What the exercise asks: Within the records below, repeat each line exactly but keep every picture out of the copy.
+++++
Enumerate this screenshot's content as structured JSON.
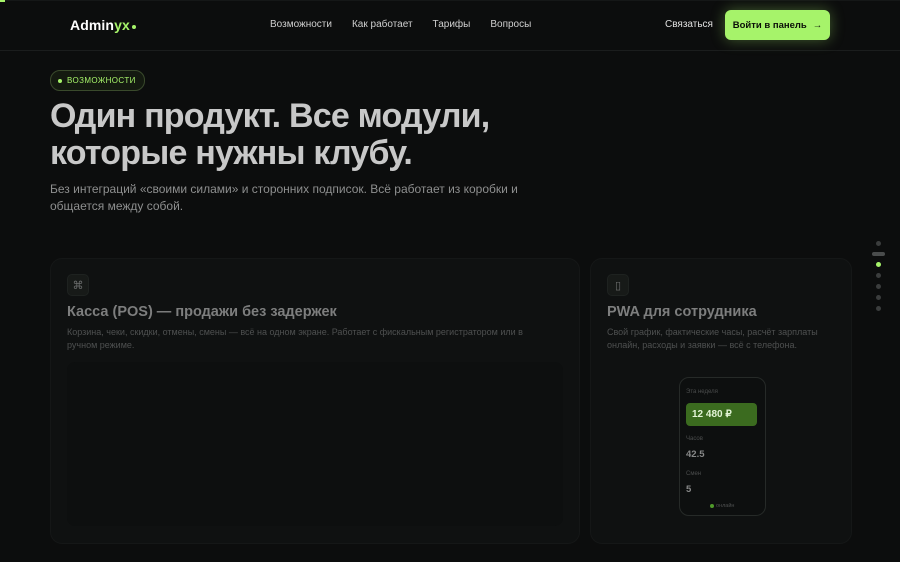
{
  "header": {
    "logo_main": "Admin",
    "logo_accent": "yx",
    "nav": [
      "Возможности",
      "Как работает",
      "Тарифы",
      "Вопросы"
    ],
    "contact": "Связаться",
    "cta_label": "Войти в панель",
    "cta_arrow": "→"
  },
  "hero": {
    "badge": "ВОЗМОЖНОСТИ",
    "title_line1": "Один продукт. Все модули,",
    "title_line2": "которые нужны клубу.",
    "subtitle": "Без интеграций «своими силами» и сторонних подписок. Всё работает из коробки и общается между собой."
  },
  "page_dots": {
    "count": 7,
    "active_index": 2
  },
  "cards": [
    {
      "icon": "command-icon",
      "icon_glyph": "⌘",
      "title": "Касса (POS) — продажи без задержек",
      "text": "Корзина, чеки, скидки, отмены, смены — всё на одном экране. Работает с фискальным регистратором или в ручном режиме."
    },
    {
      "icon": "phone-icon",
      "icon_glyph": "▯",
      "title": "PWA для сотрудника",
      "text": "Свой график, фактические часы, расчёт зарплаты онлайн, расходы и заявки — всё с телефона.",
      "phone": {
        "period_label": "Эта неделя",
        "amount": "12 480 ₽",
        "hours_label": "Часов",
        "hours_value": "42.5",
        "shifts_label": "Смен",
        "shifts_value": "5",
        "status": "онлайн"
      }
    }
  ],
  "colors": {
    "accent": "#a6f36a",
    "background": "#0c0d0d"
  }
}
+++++
Task response:
Enumerate this screenshot's content as structured JSON.
{
  "header": {
    "logo_main": "Admin",
    "logo_accent": "yx",
    "nav": [
      "Возможности",
      "Как работает",
      "Тарифы",
      "Вопросы"
    ],
    "contact": "Связаться",
    "cta_label": "Войти в панель",
    "cta_arrow": "→"
  },
  "hero": {
    "badge": "ВОЗМОЖНОСТИ",
    "title_line1": "Один продукт. Все модули,",
    "title_line2": "которые нужны клубу.",
    "subtitle": "Без интеграций «своими силами» и сторонних подписок. Всё работает из коробки и общается между собой."
  },
  "page_dots": {
    "count": 7,
    "active_index": 2
  },
  "cards": [
    {
      "icon": "command-icon",
      "icon_glyph": "⌘",
      "title": "Касса (POS) — продажи без задержек",
      "text": "Корзина, чеки, скидки, отмены, смены — всё на одном экране. Работает с фискальным регистратором или в ручном режиме."
    },
    {
      "icon": "phone-icon",
      "icon_glyph": "▯",
      "title": "PWA для сотрудника",
      "text": "Свой график, фактические часы, расчёт зарплаты онлайн, расходы и заявки — всё с телефона.",
      "phone": {
        "period_label": "Эта неделя",
        "amount": "12 480 ₽",
        "hours_label": "Часов",
        "hours_value": "42.5",
        "shifts_label": "Смен",
        "shifts_value": "5",
        "status": "онлайн"
      }
    }
  ],
  "colors": {
    "accent": "#a6f36a",
    "background": "#0c0d0d"
  }
}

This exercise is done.